An Accurate arm During the Ladder Stages of his Career
In 1945 Baugh completed 70.33 percent of his passes. This was an NFL record at the time and to this date ranks fourth best only to Ken Anderson at 70.55 percent in 1982 and Drew Brees twice (2009 at 70.62% and 2011 at 71.23%). That season he’d go on to throw only four interceptions, while also throwing 11 touchdowns.
The Redskins would win the East Conference only to lose to the Cleveland Rams in the Championship game 15-14. The loss wasn’t well-received due to a fluke safety that occurred. The safety happened when Baugh dropped back into the end zone to throw only for the football to hit the crossbar. At this time the field goal posts were located on the goal line and if a pass hit the crossbar and fell to the ground in the end zone the play would be ruled a safety.
Marshall was so angry at the call, that he became a major advocate in the NFL changing the rule the following season. As a result, this became known as the Baugh/Marshall Rule.
The In-statement of Sammy Baugh Day in Washington DC
On November 23, 1947, the Redskins Touchdown Club honored Baugh by getting him a station wagon. On that date Baugh passed for 355 yards and six touchdowns. According to reports, Baugh felt extremely nervous before the game as he didn’t want to let the fans/organization down after they provided him with such an extravagant gift.

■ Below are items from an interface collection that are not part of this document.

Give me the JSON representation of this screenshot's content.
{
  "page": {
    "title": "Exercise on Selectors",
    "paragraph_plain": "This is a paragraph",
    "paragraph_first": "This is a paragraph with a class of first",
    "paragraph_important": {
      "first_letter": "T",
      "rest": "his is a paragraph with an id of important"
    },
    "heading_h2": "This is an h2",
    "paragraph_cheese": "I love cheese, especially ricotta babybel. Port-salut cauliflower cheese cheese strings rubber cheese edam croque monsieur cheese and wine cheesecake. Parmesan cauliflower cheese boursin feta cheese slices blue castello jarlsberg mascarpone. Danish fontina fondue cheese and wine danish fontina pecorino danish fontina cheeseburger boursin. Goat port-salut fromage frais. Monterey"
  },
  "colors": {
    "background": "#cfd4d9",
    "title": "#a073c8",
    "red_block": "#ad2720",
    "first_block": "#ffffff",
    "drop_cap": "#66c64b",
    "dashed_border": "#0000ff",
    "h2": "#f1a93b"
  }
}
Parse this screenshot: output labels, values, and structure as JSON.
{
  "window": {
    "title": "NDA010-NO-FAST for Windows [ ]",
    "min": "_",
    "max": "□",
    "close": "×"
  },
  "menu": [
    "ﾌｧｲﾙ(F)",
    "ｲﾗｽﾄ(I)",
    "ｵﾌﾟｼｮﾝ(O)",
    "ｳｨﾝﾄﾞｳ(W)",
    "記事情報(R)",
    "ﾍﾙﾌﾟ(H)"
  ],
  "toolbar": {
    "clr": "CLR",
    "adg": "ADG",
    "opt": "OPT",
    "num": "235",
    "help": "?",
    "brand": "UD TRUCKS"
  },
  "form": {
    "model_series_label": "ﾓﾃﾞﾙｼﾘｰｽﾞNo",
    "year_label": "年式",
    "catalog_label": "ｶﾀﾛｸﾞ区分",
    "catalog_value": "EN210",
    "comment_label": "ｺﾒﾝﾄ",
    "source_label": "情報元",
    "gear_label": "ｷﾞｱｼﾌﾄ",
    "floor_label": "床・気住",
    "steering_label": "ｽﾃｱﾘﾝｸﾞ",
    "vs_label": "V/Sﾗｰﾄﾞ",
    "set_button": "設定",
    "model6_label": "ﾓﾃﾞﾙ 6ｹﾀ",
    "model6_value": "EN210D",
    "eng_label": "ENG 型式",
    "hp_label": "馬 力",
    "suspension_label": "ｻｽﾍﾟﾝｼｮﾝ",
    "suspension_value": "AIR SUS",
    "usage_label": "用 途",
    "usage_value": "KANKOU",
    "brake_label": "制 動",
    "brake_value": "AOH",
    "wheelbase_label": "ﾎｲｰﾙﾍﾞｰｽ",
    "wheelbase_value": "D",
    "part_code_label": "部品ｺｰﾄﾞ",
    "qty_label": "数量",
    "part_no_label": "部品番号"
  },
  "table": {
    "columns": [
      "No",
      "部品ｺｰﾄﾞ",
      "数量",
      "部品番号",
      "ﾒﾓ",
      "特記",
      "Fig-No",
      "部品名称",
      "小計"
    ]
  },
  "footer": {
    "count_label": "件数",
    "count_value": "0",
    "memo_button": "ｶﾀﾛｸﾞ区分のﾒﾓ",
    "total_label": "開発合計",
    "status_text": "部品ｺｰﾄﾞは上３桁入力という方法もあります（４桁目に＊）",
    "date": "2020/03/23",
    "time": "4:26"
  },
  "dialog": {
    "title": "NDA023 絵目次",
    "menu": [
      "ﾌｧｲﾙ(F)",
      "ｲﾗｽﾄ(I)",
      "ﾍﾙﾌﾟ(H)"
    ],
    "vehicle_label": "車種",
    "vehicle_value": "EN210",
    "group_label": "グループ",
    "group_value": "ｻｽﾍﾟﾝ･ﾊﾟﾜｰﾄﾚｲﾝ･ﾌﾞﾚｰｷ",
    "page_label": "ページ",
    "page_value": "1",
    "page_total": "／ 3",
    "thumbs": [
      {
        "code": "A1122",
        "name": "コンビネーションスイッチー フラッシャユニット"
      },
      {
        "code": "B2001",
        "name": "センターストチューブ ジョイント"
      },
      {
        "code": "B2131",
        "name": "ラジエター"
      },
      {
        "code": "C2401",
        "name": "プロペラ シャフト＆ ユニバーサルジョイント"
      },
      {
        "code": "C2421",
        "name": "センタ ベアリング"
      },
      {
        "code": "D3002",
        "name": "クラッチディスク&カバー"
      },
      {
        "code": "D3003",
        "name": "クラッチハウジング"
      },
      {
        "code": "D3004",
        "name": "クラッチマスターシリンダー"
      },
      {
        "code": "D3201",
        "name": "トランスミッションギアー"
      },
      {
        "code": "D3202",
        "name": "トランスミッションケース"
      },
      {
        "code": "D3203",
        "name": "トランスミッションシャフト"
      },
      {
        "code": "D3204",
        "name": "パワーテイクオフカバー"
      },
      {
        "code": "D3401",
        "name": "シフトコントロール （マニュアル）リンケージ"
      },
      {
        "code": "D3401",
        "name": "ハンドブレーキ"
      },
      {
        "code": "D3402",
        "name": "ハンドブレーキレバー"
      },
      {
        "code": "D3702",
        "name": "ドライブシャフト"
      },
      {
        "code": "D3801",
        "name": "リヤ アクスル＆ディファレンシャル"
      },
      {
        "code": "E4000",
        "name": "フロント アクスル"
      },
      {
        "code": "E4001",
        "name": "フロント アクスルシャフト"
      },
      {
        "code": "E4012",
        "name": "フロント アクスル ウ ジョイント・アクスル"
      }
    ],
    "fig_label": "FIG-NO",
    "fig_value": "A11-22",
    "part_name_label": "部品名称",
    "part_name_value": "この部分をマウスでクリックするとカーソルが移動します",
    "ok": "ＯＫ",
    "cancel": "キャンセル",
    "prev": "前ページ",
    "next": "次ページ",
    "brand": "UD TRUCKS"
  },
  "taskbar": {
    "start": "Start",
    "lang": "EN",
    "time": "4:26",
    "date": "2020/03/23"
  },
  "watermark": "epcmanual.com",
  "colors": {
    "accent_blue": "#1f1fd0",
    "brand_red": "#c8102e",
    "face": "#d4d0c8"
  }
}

During the 1947 season, the Redskins would finish with a 4-8 record, however, Baugh would have career highs in completions (210), attempts (354), yards (2,938) and touchdown passes (25). Each of those stats led the league.
Did Sammy Baugh Want to Retire in the Hall of Fame or the Hall of Farms?
Baugh would go on to play five more seasons. He led the league in completion percentage during the 1948 and 1949 campaigns. He would then retire in 1952 after a 27-21 home win against the Philadelphia Eagles at Griffith Stadium. When he walked off the field, the crowd gave him a prolonged standing ovation.
Baugh won six NFL passing titles and earned first-team All-NFL honors seven times throughout his career. He would go on to be inducted into the Pro Football Hall of Fame in 1963.
Baugh would later go on to say that he wished he didn’t play professional football and instead worked on a farm. He would go on to pass away at the age of 91 on December 17, 2008.